Forgive us, for a moment, if we ignore the frenzy of Black Friday and look ahead to Small Business Saturday.
While today marks the unofficial start of the Christmas shopping season — as advertisements from large retailers have been reminding us for weeks — today is earmarked for holiday purchases at small businesses. So allow us to make a pitch for local businesses that might not be able to afford TV advertising campaigns or glossy eight-page inserts in the newspaper. Small businesses don’t have the economic might for million-dollar marketing efforts, but collectively they have the ability to power the local economy.
Look at it this way: When you shop at a big-box store that has a national profile, state and local sales tax is collected and local employees are supported, but the profit gets sent to a far-off headquarters for a company that pays corporate taxes in its home state. In contrast, when you shop at a locally owned store, the sales tax and employee wages remain in Washington, but so do the businesses’ taxes and the salary for a locally based proprietor.
There are obvious benefits to supporting a store owner who lives in the community rather than one who lives in, say, Bentonville, Ark.
That is the gist behind Small Business Saturday. Admittedly, the “holiday” is contrived, having been created by American Express in 2010. Designed to counter Black Friday and Cyber Monday, which promote large retailers and e-commerce, it encourages shoppers to visit local brick-and-mortar stores.
The demise of such stores has been predicted for decades, tracing back to when shopping malls first drew patrons away from traditional downtowns.
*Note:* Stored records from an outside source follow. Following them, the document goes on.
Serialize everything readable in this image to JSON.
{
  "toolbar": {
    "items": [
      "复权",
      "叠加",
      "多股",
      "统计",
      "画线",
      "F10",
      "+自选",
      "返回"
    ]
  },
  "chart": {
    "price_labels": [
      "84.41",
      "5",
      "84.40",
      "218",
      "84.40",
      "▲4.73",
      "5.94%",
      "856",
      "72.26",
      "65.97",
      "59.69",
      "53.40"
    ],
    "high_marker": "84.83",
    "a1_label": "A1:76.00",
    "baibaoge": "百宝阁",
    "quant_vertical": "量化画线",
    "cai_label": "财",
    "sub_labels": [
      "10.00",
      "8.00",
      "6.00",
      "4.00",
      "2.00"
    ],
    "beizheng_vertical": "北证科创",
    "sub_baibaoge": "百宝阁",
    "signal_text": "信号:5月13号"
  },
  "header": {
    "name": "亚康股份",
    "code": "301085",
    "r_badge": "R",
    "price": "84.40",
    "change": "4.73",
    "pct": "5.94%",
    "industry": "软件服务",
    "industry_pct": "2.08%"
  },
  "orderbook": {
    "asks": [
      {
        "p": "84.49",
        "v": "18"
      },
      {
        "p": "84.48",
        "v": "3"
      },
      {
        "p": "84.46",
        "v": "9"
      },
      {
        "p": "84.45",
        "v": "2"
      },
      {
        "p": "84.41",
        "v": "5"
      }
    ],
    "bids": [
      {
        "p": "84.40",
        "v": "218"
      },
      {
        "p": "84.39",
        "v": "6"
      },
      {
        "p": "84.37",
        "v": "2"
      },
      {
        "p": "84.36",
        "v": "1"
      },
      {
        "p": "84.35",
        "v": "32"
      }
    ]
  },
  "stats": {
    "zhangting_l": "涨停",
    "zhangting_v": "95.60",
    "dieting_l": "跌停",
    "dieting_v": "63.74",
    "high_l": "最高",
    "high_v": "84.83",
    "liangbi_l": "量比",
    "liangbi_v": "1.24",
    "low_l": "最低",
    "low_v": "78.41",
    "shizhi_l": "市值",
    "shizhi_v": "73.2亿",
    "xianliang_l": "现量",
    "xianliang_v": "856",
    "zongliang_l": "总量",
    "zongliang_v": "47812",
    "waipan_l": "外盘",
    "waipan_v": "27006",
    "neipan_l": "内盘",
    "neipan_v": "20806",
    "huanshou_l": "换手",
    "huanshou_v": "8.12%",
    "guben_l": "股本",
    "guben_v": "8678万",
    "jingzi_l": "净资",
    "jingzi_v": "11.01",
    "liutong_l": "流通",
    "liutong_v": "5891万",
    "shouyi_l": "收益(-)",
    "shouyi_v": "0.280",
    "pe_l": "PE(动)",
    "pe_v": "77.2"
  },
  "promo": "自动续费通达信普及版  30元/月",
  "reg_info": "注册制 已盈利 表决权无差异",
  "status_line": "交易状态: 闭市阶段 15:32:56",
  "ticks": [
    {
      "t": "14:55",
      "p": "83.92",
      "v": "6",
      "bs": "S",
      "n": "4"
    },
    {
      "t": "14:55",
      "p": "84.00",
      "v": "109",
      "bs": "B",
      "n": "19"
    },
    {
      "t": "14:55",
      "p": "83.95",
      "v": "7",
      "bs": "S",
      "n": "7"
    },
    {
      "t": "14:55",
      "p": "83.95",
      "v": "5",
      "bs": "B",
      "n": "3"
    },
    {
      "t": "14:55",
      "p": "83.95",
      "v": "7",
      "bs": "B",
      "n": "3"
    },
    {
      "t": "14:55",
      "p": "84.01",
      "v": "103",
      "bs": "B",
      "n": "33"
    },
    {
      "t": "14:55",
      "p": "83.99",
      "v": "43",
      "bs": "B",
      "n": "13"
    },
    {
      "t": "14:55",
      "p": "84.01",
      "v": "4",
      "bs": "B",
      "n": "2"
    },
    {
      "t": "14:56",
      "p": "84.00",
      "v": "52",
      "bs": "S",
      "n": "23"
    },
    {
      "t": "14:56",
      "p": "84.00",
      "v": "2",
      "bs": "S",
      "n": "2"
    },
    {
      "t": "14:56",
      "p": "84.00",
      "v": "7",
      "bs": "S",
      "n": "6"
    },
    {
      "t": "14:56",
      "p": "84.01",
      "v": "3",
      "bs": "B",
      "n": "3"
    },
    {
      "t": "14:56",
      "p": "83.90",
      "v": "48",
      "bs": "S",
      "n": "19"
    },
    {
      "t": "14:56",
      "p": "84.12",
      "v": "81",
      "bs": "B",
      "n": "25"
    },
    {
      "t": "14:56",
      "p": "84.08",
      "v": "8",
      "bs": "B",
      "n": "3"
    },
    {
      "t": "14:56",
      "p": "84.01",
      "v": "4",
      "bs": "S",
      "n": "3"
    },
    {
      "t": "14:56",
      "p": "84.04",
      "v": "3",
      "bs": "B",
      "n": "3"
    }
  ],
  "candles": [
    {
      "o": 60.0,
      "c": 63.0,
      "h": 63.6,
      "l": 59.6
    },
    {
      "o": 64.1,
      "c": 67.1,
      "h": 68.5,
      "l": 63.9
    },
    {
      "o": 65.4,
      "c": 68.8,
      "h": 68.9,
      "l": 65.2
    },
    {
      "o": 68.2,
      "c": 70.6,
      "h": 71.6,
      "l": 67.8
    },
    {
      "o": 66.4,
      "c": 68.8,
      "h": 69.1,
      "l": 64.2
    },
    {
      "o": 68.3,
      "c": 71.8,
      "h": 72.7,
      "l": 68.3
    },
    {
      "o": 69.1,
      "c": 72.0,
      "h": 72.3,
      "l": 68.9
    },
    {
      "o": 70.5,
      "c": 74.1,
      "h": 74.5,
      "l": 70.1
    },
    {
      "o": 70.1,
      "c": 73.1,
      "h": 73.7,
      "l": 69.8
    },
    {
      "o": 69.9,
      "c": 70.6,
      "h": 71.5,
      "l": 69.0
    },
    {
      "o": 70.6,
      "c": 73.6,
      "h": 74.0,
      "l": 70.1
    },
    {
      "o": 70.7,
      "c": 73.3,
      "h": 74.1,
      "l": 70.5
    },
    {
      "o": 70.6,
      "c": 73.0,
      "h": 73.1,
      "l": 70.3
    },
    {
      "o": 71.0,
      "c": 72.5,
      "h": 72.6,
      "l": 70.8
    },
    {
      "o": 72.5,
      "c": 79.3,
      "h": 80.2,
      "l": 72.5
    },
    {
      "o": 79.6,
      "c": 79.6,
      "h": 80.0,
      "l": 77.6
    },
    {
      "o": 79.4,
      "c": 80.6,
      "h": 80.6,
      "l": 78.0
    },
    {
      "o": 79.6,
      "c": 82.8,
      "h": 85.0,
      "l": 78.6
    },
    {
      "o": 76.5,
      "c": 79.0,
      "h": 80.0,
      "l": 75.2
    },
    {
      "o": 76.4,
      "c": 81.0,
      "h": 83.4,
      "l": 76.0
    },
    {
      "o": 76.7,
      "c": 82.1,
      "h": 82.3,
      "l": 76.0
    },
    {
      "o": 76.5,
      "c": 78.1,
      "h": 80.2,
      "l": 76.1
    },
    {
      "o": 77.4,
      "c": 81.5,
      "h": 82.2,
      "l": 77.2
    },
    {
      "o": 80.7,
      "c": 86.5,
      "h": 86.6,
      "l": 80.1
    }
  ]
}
Over the past four decades, with deregulation leading to an increase in mergers and the power of megastores, it has been difficult for small retailers to remain competitive.
A study released last week by Washington State University’s Carson College of Business, however, provides some hope for small businesses. Many shoppers still are drawn to the customer service of a brick-and-mortar outlet, along with the prospect of shopping instead of merely buying. “We’ve found shoppers often find inspiration for gifts while perusing the aisles and value in-person customer service and the ability to see and feel the products,” WSU’s Joan Giese said.
We hope that extends to Clark County’s small businesses on the day dedicated to them. Then again, there is nothing small about small business.
According to the U.S. Small Business Association, small businesses account for 99.5 percent of all companies in Washington and for more than 50 percent of employment. According to the city of Vancouver’s website, about 95 percent of the city’s employers are small businesses. Of course, not all of them are retail outlets that can provide that perfect Christmas gift, but local retailers continue to provide a boost for local economies.
All of which leads us to support Small Business Saturday. As Chris Myers wrote for Forbes.com in 2015: “Is it really so troubling that small businesses make a momentary appeal for support amidst the suffocating din of holiday advertisements from their larger, more resourced counterparts?” When you consider the benefits that come with shopping from a local retailer, no it is not.
Small Business Saturday might not carry the shop-till-you-drop excitement of Black Friday or the shop-in-your-pajamas comfort of Cyber Monday, but the effort of visiting local stores can pay off throughout the year for the entire community.